### Exercise instructions
From the entries that follow, gather each line holding the word "nSOCIETY".

### Excerpts from an interface dataset
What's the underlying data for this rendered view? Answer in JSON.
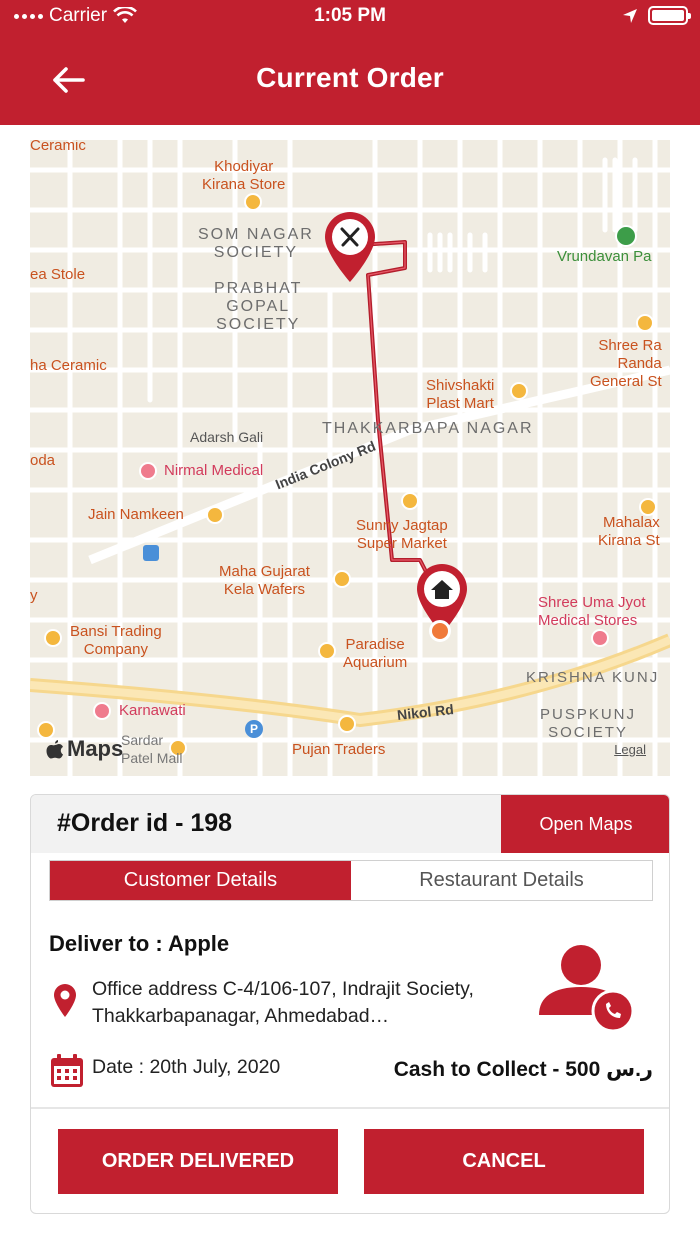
{
  "status_bar": {
    "carrier": "Carrier",
    "time": "1:05 PM"
  },
  "header": {
    "title": "Current Order"
  },
  "map": {
    "labels": {
      "ceramic_top": "Ceramic",
      "khodiyar": "Khodiyar\nKirana Store",
      "som_nagar": "SOM NAGAR\nSOCIETY",
      "prabhat": "PRABHAT\nGOPAL\nSOCIETY",
      "stole": "ea Stole",
      "vrundavan": "Vrundavan Pa",
      "shree_randa": "Shree Ra\nRanda\nGeneral St",
      "ha_ceramic": "ha Ceramic",
      "shivshakti": "Shivshakti\nPlast Mart",
      "adarsh": "Adarsh Gali",
      "thakkarbapa": "THAKKARBAPA NAGAR",
      "oda": "oda",
      "nirmal": "Nirmal Medical",
      "india_colony": "India Colony Rd",
      "jain": "Jain Namkeen",
      "sunny": "Sunny Jagtap\nSuper Market",
      "mahalax": "Mahalax\nKirana St",
      "maha_gujarat": "Maha Gujarat\nKela Wafers",
      "y": "y",
      "bansi": "Bansi Trading\nCompany",
      "shree_uma": "Shree Uma Jyot\nMedical Stores",
      "paradise": "Paradise\nAquarium",
      "krishna": "KRISHNA KUNJ",
      "karnawati": "Karnawati",
      "nikol": "Nikol Rd",
      "puspkunj": "PUSPKUNJ\nSOCIETY",
      "sardar": "Sardar\nPatel Mall",
      "pujan": "Pujan Traders"
    },
    "maps_logo": "Maps",
    "legal": "Legal"
  },
  "order": {
    "id_label": "#Order id - 198",
    "open_maps": "Open Maps",
    "tabs": [
      {
        "label": "Customer Details",
        "active": true
      },
      {
        "label": "Restaurant Details",
        "active": false
      }
    ],
    "deliver_to": "Deliver to :  Apple",
    "address": "Office address C-4/106-107, Indrajit Society, Thakkarbapanagar, Ahmedabad…",
    "date": "Date : 20th July, 2020",
    "cash": "Cash to Collect - 500 ر.س",
    "btn_delivered": "ORDER DELIVERED",
    "btn_cancel": "CANCEL"
  },
  "colors": {
    "brand_red": "#c1202f"
  }
}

### Your response
      "som_nagar": "SOM NAGAR\nSOCIETY",
      "prabhat": "PRABHAT\nGOPAL\nSOCIETY",
      "puspkunj": "PUSPKUNJ\nSOCIETY",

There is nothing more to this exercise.